PROMPT:
When you find the word "help" in a line of the entries, please copy the whole line.

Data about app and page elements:
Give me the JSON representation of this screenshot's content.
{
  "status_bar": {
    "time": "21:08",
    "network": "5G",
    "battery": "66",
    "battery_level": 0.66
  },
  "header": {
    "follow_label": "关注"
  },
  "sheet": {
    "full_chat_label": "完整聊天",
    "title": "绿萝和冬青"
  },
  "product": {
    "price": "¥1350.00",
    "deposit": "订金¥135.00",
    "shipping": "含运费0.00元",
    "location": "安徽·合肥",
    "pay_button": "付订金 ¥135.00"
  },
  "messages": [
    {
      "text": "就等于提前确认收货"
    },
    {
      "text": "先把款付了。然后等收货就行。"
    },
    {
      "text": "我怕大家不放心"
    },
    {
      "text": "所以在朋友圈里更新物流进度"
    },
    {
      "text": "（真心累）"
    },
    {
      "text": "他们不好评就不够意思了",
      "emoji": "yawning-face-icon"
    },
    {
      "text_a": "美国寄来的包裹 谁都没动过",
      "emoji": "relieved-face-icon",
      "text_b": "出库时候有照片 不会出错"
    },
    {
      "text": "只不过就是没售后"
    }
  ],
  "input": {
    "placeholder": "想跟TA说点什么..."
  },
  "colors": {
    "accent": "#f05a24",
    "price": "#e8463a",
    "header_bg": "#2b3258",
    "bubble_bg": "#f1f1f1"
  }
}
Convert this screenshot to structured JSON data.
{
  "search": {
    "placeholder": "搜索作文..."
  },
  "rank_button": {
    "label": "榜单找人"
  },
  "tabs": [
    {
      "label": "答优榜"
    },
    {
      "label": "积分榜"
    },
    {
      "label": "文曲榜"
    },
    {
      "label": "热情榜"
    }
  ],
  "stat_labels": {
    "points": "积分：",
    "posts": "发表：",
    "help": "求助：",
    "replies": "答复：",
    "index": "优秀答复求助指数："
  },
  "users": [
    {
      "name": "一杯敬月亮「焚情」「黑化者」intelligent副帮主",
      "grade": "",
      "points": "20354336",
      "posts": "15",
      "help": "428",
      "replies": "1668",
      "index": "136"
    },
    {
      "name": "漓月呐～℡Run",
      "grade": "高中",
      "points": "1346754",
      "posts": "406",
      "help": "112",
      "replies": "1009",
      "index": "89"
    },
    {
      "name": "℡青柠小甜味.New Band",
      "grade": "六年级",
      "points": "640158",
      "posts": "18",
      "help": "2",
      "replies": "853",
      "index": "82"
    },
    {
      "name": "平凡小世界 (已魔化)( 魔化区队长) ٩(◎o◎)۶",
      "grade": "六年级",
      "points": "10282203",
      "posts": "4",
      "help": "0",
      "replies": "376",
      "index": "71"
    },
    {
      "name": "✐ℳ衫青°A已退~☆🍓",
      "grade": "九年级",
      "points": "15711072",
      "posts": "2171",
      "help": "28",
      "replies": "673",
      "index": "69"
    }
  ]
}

COMPLETED TASK:
    "help": "求助：",
      "help": "428",
      "help": "112",
      "help": "2",
      "help": "0",
      "help": "28",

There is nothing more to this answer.